[App and web page records]
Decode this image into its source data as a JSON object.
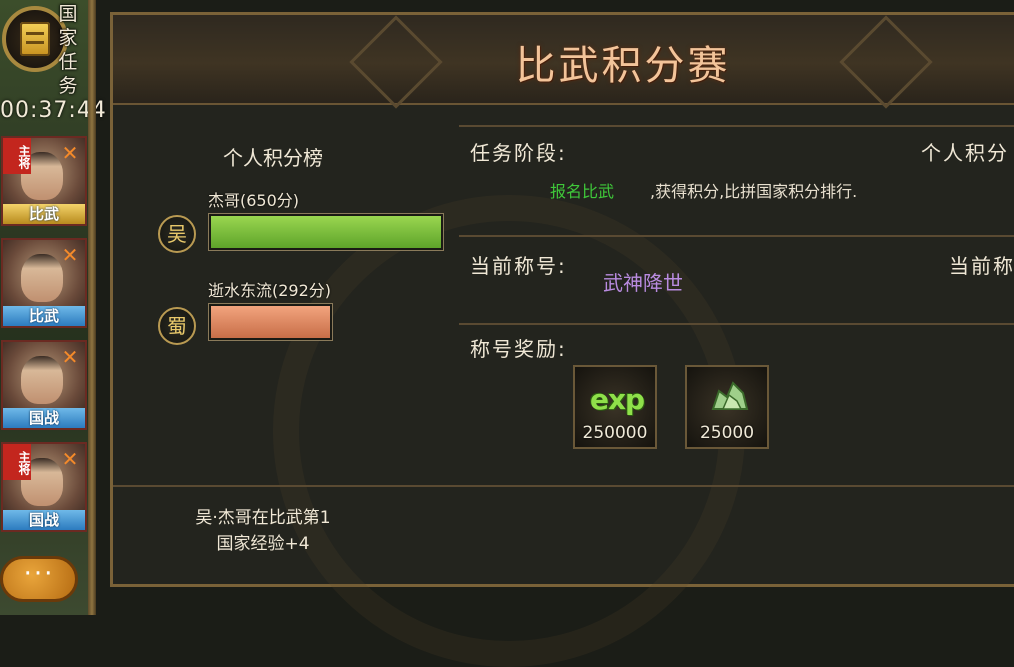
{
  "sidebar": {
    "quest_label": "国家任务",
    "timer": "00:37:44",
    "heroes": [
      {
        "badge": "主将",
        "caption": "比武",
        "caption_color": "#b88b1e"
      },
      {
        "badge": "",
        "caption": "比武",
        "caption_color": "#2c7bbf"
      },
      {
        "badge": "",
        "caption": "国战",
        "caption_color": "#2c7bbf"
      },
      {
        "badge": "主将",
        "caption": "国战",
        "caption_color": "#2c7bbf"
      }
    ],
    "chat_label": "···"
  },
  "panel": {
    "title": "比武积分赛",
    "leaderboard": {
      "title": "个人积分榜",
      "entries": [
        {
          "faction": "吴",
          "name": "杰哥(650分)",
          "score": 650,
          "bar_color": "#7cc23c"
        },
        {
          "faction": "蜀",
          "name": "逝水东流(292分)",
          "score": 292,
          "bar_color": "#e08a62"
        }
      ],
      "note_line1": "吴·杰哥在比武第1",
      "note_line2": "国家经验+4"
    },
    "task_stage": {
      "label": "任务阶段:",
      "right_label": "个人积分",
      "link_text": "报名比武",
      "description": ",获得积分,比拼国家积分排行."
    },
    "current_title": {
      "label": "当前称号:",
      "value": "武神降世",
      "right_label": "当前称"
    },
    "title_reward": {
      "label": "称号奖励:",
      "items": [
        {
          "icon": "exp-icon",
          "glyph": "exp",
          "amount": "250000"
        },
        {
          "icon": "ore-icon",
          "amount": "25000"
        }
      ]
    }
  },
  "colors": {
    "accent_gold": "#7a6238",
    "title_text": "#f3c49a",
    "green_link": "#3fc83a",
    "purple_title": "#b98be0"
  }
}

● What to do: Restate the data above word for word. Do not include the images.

● Exercise answer:
Decode this image into its source data as a JSON object.
{
  "sidebar": {
    "quest_label": "国家任务",
    "timer": "00:37:44",
    "heroes": [
      {
        "badge": "主将",
        "caption": "比武",
        "caption_color": "#b88b1e"
      },
      {
        "badge": "",
        "caption": "比武",
        "caption_color": "#2c7bbf"
      },
      {
        "badge": "",
        "caption": "国战",
        "caption_color": "#2c7bbf"
      },
      {
        "badge": "主将",
        "caption": "国战",
        "caption_color": "#2c7bbf"
      }
    ],
    "chat_label": "···"
  },
  "panel": {
    "title": "比武积分赛",
    "leaderboard": {
      "title": "个人积分榜",
      "entries": [
        {
          "faction": "吴",
          "name": "杰哥(650分)",
          "score": 650,
          "bar_color": "#7cc23c"
        },
        {
          "faction": "蜀",
          "name": "逝水东流(292分)",
          "score": 292,
          "bar_color": "#e08a62"
        }
      ],
      "note_line1": "吴·杰哥在比武第1",
      "note_line2": "国家经验+4"
    },
    "task_stage": {
      "label": "任务阶段:",
      "right_label": "个人积分",
      "link_text": "报名比武",
      "description": ",获得积分,比拼国家积分排行."
    },
    "current_title": {
      "label": "当前称号:",
      "value": "武神降世",
      "right_label": "当前称"
    },
    "title_reward": {
      "label": "称号奖励:",
      "items": [
        {
          "icon": "exp-icon",
          "glyph": "exp",
          "amount": "250000"
        },
        {
          "icon": "ore-icon",
          "amount": "25000"
        }
      ]
    }
  },
  "colors": {
    "accent_gold": "#7a6238",
    "title_text": "#f3c49a",
    "green_link": "#3fc83a",
    "purple_title": "#b98be0"
  }
}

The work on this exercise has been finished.